Can olfactory bulbectomized rats detect odors?
Neonatal (P2) rats received a unilateral olfactory bulbectomy and were later trained in an olfactometer to detect ethyl acetate and chocolate chip cookie odor. After removal of the remaining olfactory bulb, rats were tested for retention and trained to detect cineole, gardenia perfume and amyl acetate. Rats with an intact olfactory bulb served as controls. Anterograde transport of horseradish peroxidase applied to the olfactory epithelium was used to assess forebrain projections of sensory neurons. Four experimental rats with connections from the olfactory epithelium to the olfactory peduncle or olfactory cortex performed about as well as controls on odor detection tasks. Olfactory connections of the remaining seven rats appeared to be restricted to frontal cortex, and these rats were anosmic.
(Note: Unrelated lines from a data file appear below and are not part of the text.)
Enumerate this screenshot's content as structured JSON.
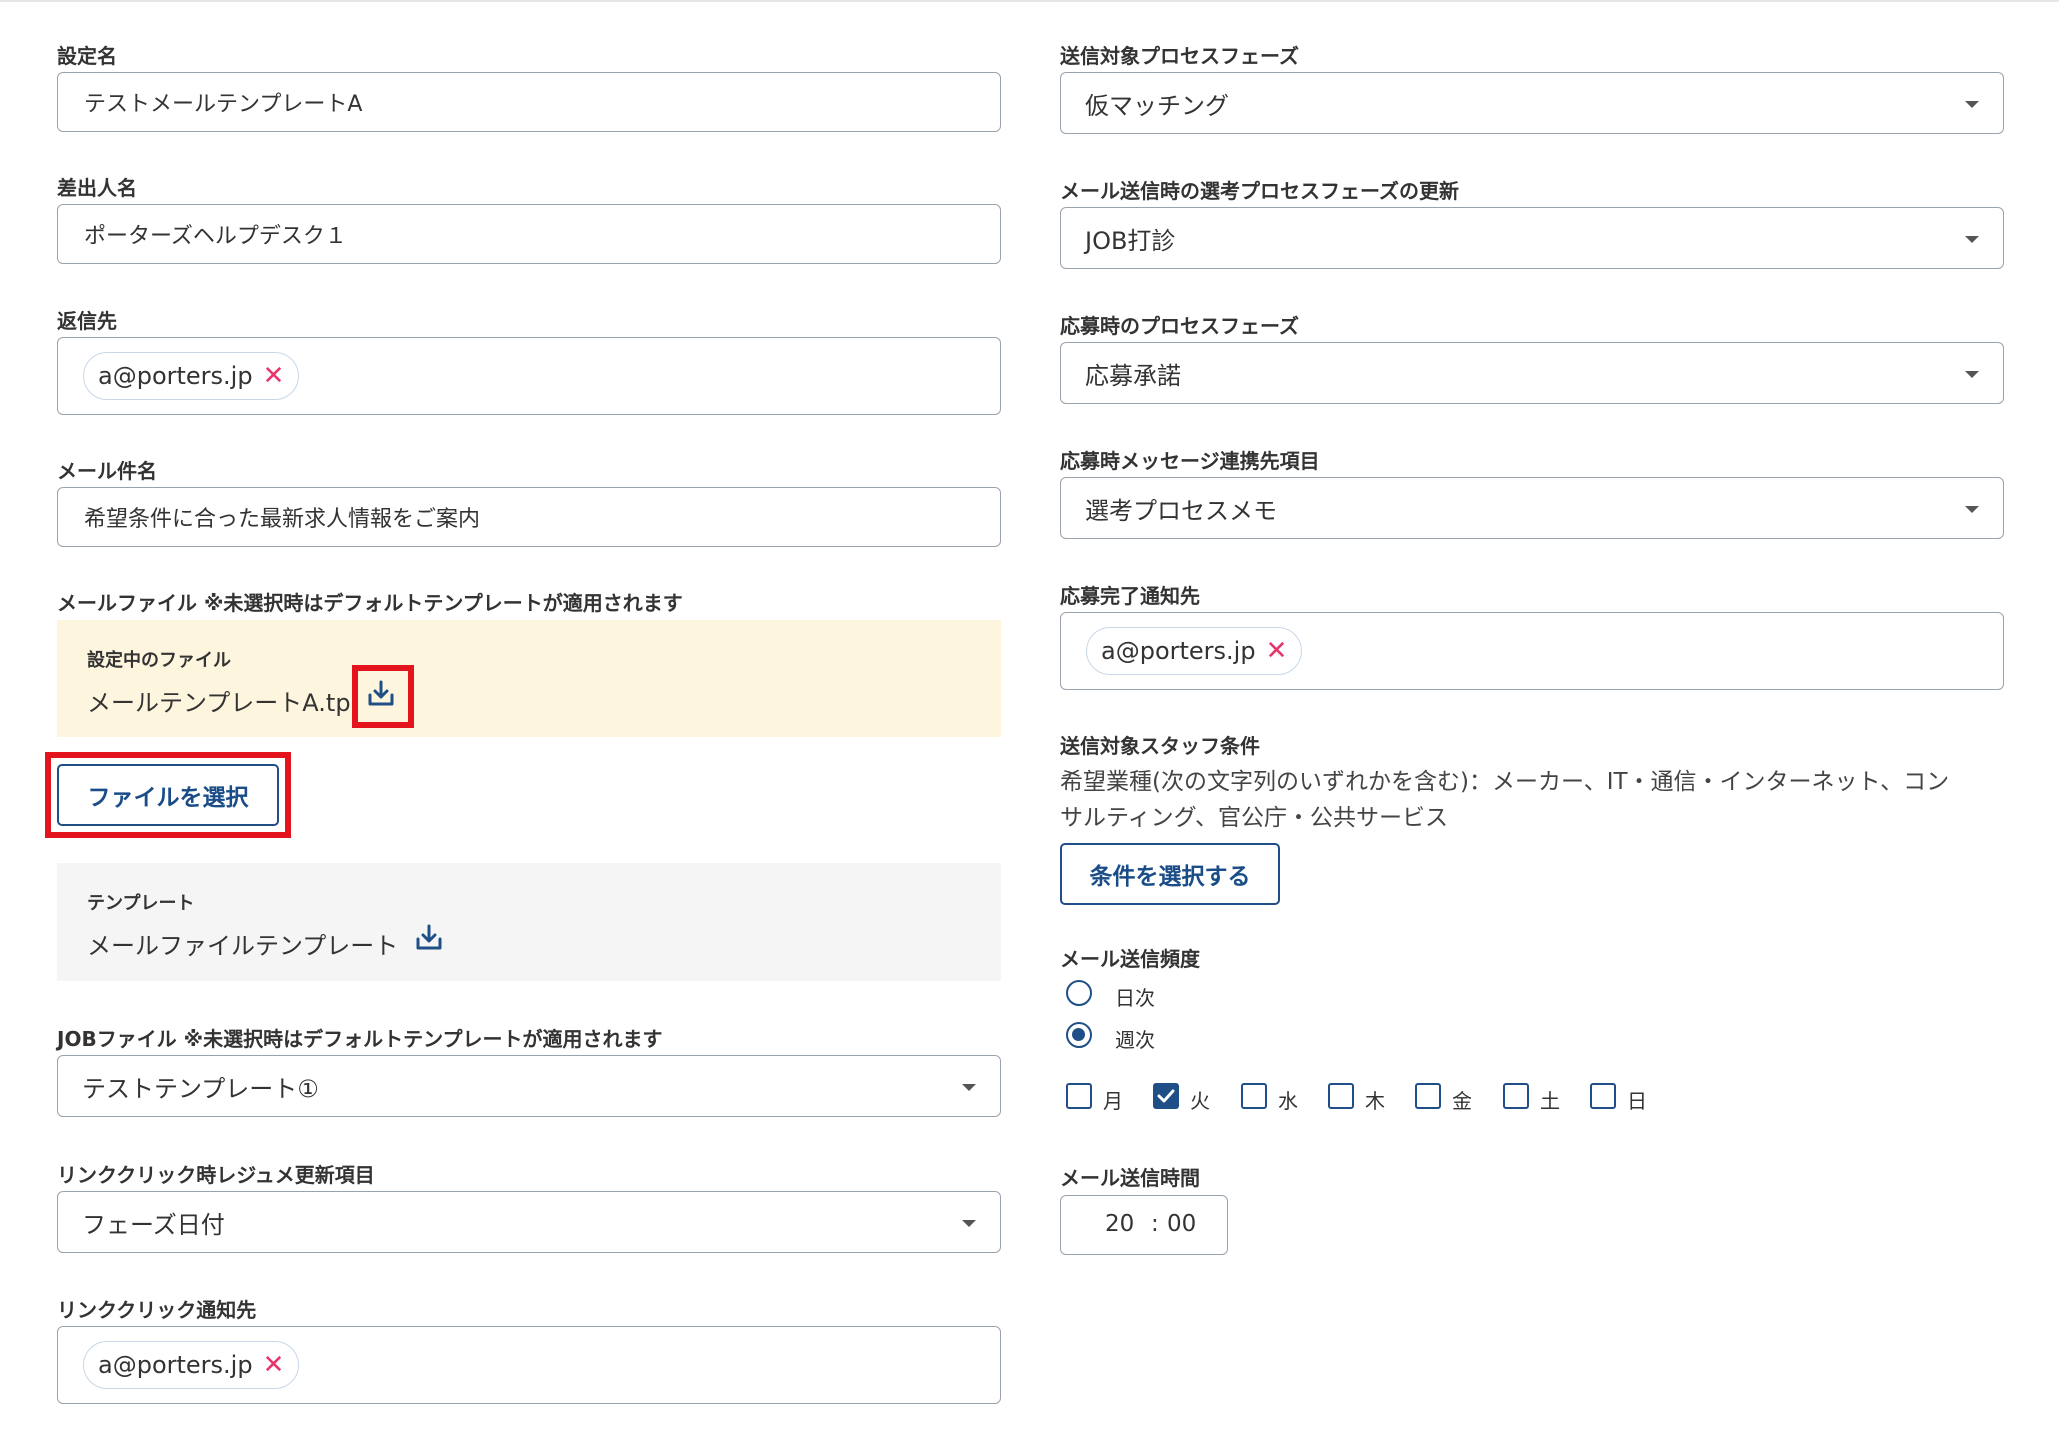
{
  "left": {
    "setting_name": {
      "label": "設定名",
      "value": "テストメールテンプレートA"
    },
    "sender_name": {
      "label": "差出人名",
      "value": "ポーターズヘルプデスク１"
    },
    "reply_to": {
      "label": "返信先",
      "chips": [
        "a@porters.jp"
      ]
    },
    "subject": {
      "label": "メール件名",
      "value": "希望条件に合った最新求人情報をご案内"
    },
    "mail_file": {
      "label": "メールファイル ※未選択時はデフォルトテンプレートが適用されます",
      "current_label": "設定中のファイル",
      "current_file": "メールテンプレートA.tpl",
      "select_button": "ファイルを選択",
      "template_label": "テンプレート",
      "template_name": "メールファイルテンプレート"
    },
    "job_file": {
      "label": "JOBファイル ※未選択時はデフォルトテンプレートが適用されます",
      "selected": "テストテンプレート①"
    },
    "link_click_resume": {
      "label": "リンククリック時レジュメ更新項目",
      "selected": "フェーズ日付"
    },
    "link_click_notify": {
      "label": "リンククリック通知先",
      "chips": [
        "a@porters.jp"
      ]
    }
  },
  "right": {
    "target_phase": {
      "label": "送信対象プロセスフェーズ",
      "selected": "仮マッチング"
    },
    "update_phase": {
      "label": "メール送信時の選考プロセスフェーズの更新",
      "selected": "JOB打診"
    },
    "apply_phase": {
      "label": "応募時のプロセスフェーズ",
      "selected": "応募承諾"
    },
    "apply_message_field": {
      "label": "応募時メッセージ連携先項目",
      "selected": "選考プロセスメモ"
    },
    "apply_notify": {
      "label": "応募完了通知先",
      "chips": [
        "a@porters.jp"
      ]
    },
    "staff_condition": {
      "label": "送信対象スタッフ条件",
      "line1": "希望業種(次の文字列のいずれかを含む)：メーカー、IT・通信・インターネット、コン",
      "line2": "サルティング、官公庁・公共サービス",
      "button": "条件を選択する"
    },
    "frequency": {
      "label": "メール送信頻度",
      "options": [
        {
          "label": "日次",
          "selected": false
        },
        {
          "label": "週次",
          "selected": true
        }
      ],
      "days": [
        {
          "label": "月",
          "checked": false
        },
        {
          "label": "火",
          "checked": true
        },
        {
          "label": "水",
          "checked": false
        },
        {
          "label": "木",
          "checked": false
        },
        {
          "label": "金",
          "checked": false
        },
        {
          "label": "土",
          "checked": false
        },
        {
          "label": "日",
          "checked": false
        }
      ]
    },
    "send_time": {
      "label": "メール送信時間",
      "hour": "20",
      "separator": ":",
      "minute": "00"
    }
  },
  "icons": {
    "download": "download-icon",
    "close": "close-icon",
    "dropdown": "chevron-down-icon",
    "check": "checkmark-icon"
  },
  "colors": {
    "accent": "#1f4f86",
    "chip_remove": "#e8336b",
    "highlight_box": "#e3141e",
    "file_area_bg": "#fdf5dd"
  }
}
Results indicate that, in the absence of the olfactory bulbs, projections from olfactory epithelium, to olfactory peduncle or to olfactory cortex can support detection of vapor stimuli.